Of the numerously odd pictures in the Royal Academy's on-again-off-again show, From Russia, the oddest is Pavel Filonov's The German War. Painted in 1914-15, Filonov's canvas looks like a bizarre cross between Georges Braque and Richard Dadd. The comparison isn't as far-fetched as it sounds. In part, this green-brown hybrid signs up to the Cubist experiment in painting then gripping Western Europe. In part, though, The German War is emphatically anti-Western, in terms both of its title and of its aesthetic. Filonov's mysticism and enamelled surface hark back to Russian folk art, and that harking back is political. Two wars are being waged on his canvas, both of them of East and West.
You see this battle everywhere in From Russia, which is much of the show's point. Most vividly, you see it in Ilya Mashkov's Self-Portrait with Pyotr Konchalovsky, whose strongman subjects are poster-boys for a new, muscular – and insistently Russian – art. As with Filonov, Mashkov's Russian-ness defines itself as anti-Western, in this case, anti-French.
For the last quarter of the 19th century, painters in Moscow and St Petersburg had been overawed by the collections of two merchant princes, Ivan Morosov and Sergei Shchukin. The Abramoviches of their day, both men brought back Matisses and Cézannes by the trainload, not to mention Vuillards, Bonnards, Vlamincks, Derains, Braques and Picassos. Of the 120 or so works in this show, roughly a third were bought by one or other of the acquisitive duo. Among them is Cézanne's Girl at the Piano – Overture to Tannhäuser, bought by Morosov from Ambroise Vollard in 1908 for 20,000 francs. Mashkov's double portrait is a straightforward burlesque of this work, replacing Cézanne's Schlegel-ish girls with something altogether more hairy-chested, Wagner's high-art pomposity with a toreador's march.

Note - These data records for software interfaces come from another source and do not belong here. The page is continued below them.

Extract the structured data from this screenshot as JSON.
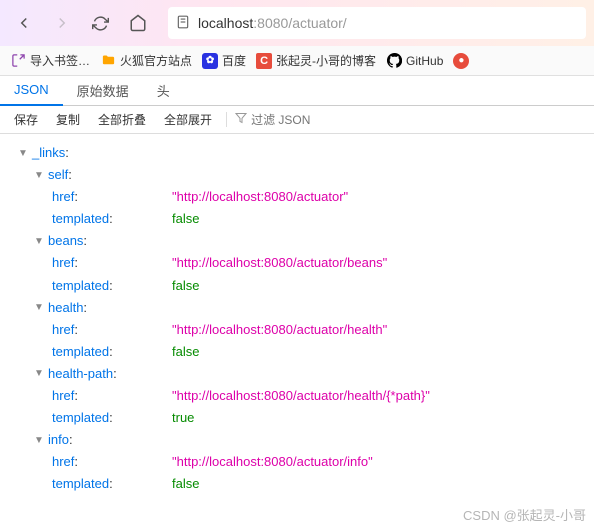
{
  "nav": {
    "url_host": "localhost",
    "url_port": ":8080",
    "url_path": "/actuator/"
  },
  "bookmarks": {
    "import": "导入书签…",
    "folder": "火狐官方站点",
    "baidu": "百度",
    "blog": "张起灵-小哥的博客",
    "github": "GitHub"
  },
  "tabs": {
    "json": "JSON",
    "raw": "原始数据",
    "head": "头"
  },
  "toolbar": {
    "save": "保存",
    "copy": "复制",
    "collapse": "全部折叠",
    "expand": "全部展开",
    "filter_placeholder": "过滤 JSON"
  },
  "json": {
    "links_key": "_links",
    "entries": [
      {
        "name": "self",
        "href": "\"http://localhost:8080/actuator\"",
        "templated": "false"
      },
      {
        "name": "beans",
        "href": "\"http://localhost:8080/actuator/beans\"",
        "templated": "false"
      },
      {
        "name": "health",
        "href": "\"http://localhost:8080/actuator/health\"",
        "templated": "false"
      },
      {
        "name": "health-path",
        "href": "\"http://localhost:8080/actuator/health/{*path}\"",
        "templated": "true"
      },
      {
        "name": "info",
        "href": "\"http://localhost:8080/actuator/info\"",
        "templated": "false"
      }
    ],
    "href_key": "href",
    "templated_key": "templated"
  },
  "watermark": "CSDN @张起灵-小哥"
}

All of which is to say that the relationship between Russian and Western (which is mostly to say, French) art was never as simple as it seemed. Yes, the influence of Cézanne, Matisse and, latterly, Picasso is to be seen everywhere in the works in this show, but that influence takes many forms – from the flattery of the Cézanne-ish planes in Nathan Altman's Portrait of Anna Akhmatova to the anti-Cézanne, Froggy-go-home-ness of Mashkov and Filonov. And no amount of imitation can explain what happened to Russian art in the years between 1912 and 1922, a decade of genius equalling anything in the West. One wall in the show's last room starts with Kandinsky's Winter of 1909 and proceeds, via his 1913 Composition VII, to Malevich's Suprematism and Red Square of 1915. The claims made by this hang are both clear and plausible: that, whatever its roots, Russian abstraction was precisely that – not French, not Spanish, but Russian.
All this sound obvious enough, but it has not always been so. Morosov and Shchukin's collections were appropriated by the Soviet state in 1919. Threatened with destruction in Stalin's anti-bourgeois purges of the late 1940s, they were divided among the four institutions that have lent them now: the Pushkin and Tretyakov museums in Moscow, and the Hermitage and State Russian museums in St Petersburg. Here, works of Russian and Western artists were shown separately, the latter often being consigned to the basement. (This history is all too vividly recalled by the woeful condition of a Cézanne Mont Sainte-Victoire and of Derain's Portrait of an Unknown Man Reading a Newspaper). Seeing Tatlin's Female Model beside the Picassos that informed it is a novelty of the past 10 years.
This alone makes From Russia a show not to be missed, and there are a great many other reasons besides: from Picasso's Farm Woman to a Paris-scape by overlooked Alfred Marquet, from Matisse's famous The Dance to Isaac Levitan's Summer Evening. Before Malevich's Black Cross, Square and Circle, you can only bend your knee. But it is still worth noting a darker side to what is going on at the Royal Academy.
The works on show form a tiny proportion of the Morosov and Shchukin collections, never mind of the art made in Russia between 1870 and 1925. Given the numbers, this could hardly have been avoided; even so, some of From Russia's omissions – and some of its inclusions – seem curious. Why is the ex-Shchukin Two Girls on a Terrace by Charles Guerin here when Picasso's vastly important Three Women, from the same collection, is not? Where is Matisse's Red Fish? Star turns apart, you can't help noticing that Russian art does rather better out of the RA than does Western art, which distorts the truth more than somewhat.
While this might be put down to a little harmless chauvinism on the lenders' part, it is harder to overlook the other shadow on this show. In order for it to go ahead, the Russian government insisted legislation be passed preventing heirs of the Shchukin and Morosov families from claiming reparation for their lost art in British courts. That our own Government calmly changed British law to oblige seems shameful, if typical. I recommend this show highly, though it pains me to do so; and I'd quite understand if you chose not to go.
Royal Academy of Arts, London W1 (020-7300 8000) to 18 April
Further reading 'The Russian Experiment in Art', Camilla Gray, Thames & Hudson £9.95Reuse content